== Records provided ==
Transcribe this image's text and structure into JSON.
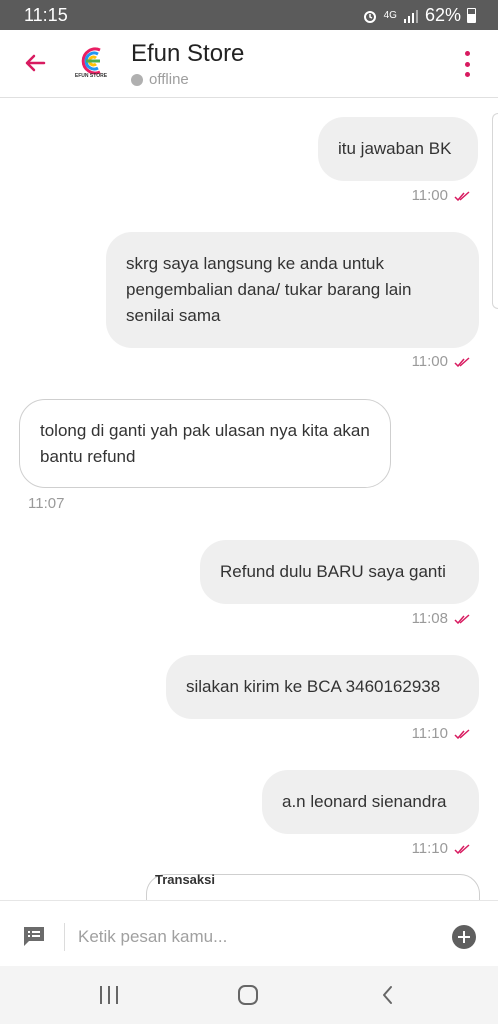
{
  "status_bar": {
    "time": "11:15",
    "network": "4G",
    "battery": "62%"
  },
  "header": {
    "title": "Efun Store",
    "status": "offline",
    "logo_text": "EFUN STORE",
    "accent": "#d81b60"
  },
  "messages": [
    {
      "side": "out",
      "text": "itu jawaban BK",
      "time": "11:00"
    },
    {
      "side": "out",
      "text": "skrg saya langsung ke anda untuk pengembalian dana/ tukar barang lain senilai sama",
      "time": "11:00"
    },
    {
      "side": "in",
      "text": "tolong di ganti yah pak ulasan nya kita akan bantu refund",
      "time": "11:07"
    },
    {
      "side": "out",
      "text": "Refund dulu BARU saya ganti",
      "time": "11:08"
    },
    {
      "side": "out",
      "text": "silakan kirim ke BCA 3460162938",
      "time": "11:10"
    },
    {
      "side": "out",
      "text": "a.n leonard sienandra",
      "time": "11:10"
    }
  ],
  "preview_card": {
    "label": "Transaksi"
  },
  "composer": {
    "placeholder": "Ketik pesan kamu..."
  },
  "icons": {
    "back": "arrow-left-icon",
    "menu": "more-vert-icon",
    "composer": "message-list-icon",
    "add": "add-circle-icon"
  }
}
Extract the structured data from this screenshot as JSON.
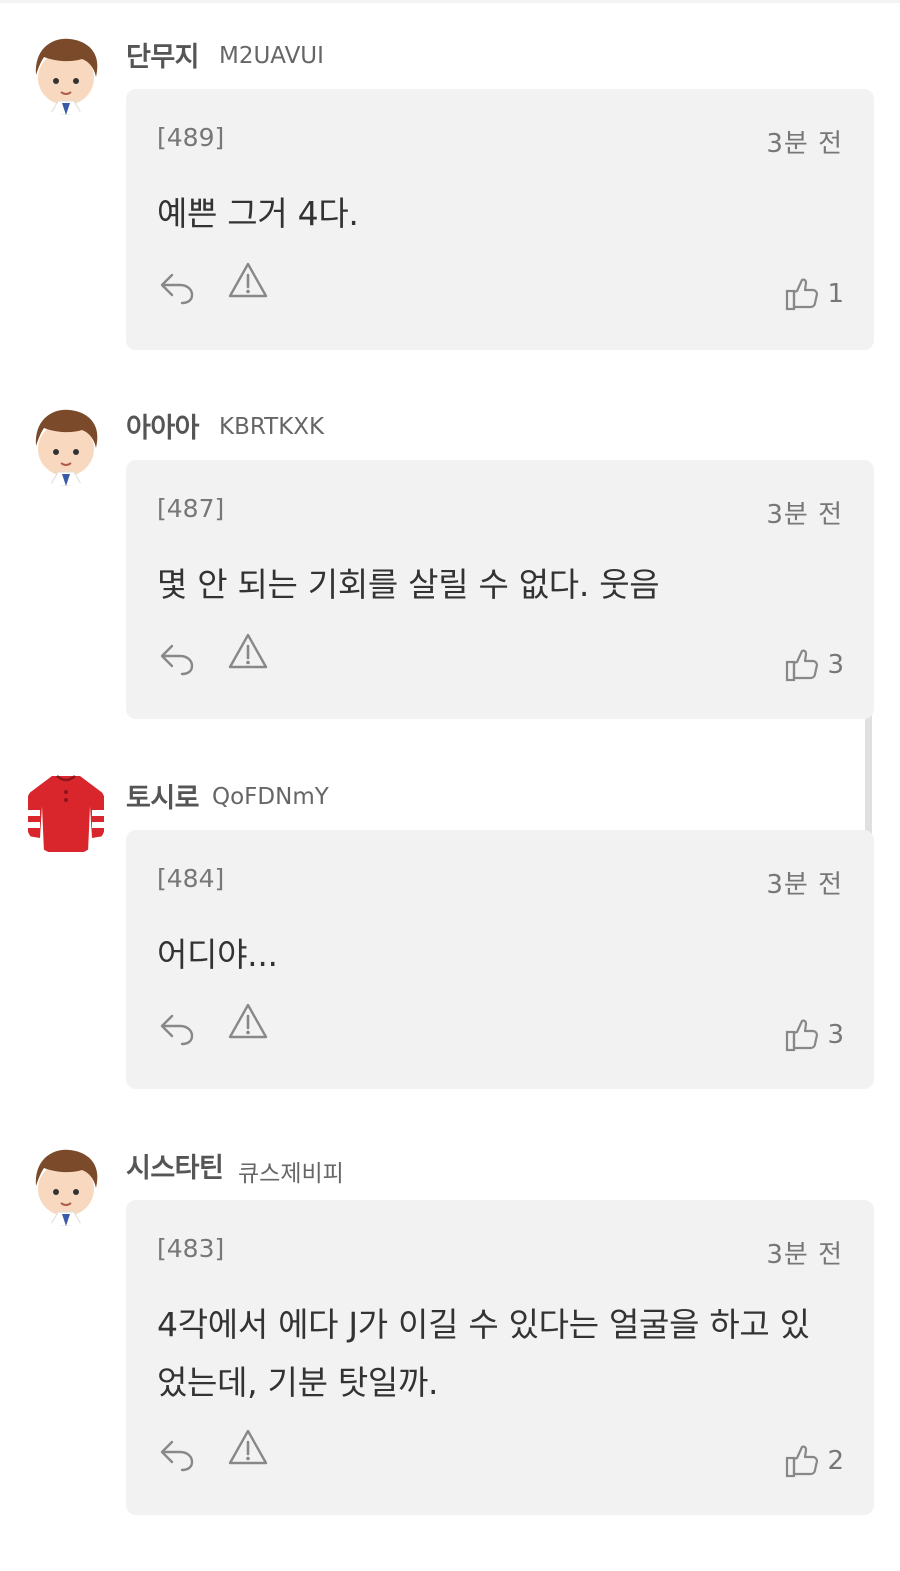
{
  "comments": [
    {
      "username": "단무지",
      "userid": "M2UAVUI",
      "avatar_icon": "boy-avatar-icon",
      "number": "[489]",
      "time": "3분 전",
      "text": "예쁜 그거 4다.",
      "likes": "1"
    },
    {
      "username": "아아아",
      "userid": "KBRTKXK",
      "avatar_icon": "boy-avatar-icon",
      "number": "[487]",
      "time": "3분 전",
      "text": "몇 안 되는 기회를 살릴 수 없다. 웃음",
      "likes": "3"
    },
    {
      "username": "토시로",
      "userid": "QoFDNmY",
      "avatar_icon": "red-jersey-avatar-icon",
      "number": "[484]",
      "time": "3분 전",
      "text": "어디야...",
      "likes": "3"
    },
    {
      "username": "시스타틴",
      "userid": "큐스제비피",
      "avatar_icon": "boy-avatar-icon",
      "number": "[483]",
      "time": "3분 전",
      "text": "4각에서 에다 J가 이길 수 있다는 얼굴을 하고 있었는데, 기분 탓일까.",
      "likes": "2"
    }
  ],
  "colors": {
    "card_background": "#f2f2f2",
    "username": "#555555",
    "text": "#333333",
    "meta": "#777777",
    "icon": "#888888"
  }
}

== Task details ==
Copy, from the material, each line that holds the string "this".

== Problem solution ==
Transcribe this image's text and structure into JSON.
Extract the structured data from this screenshot as JSON.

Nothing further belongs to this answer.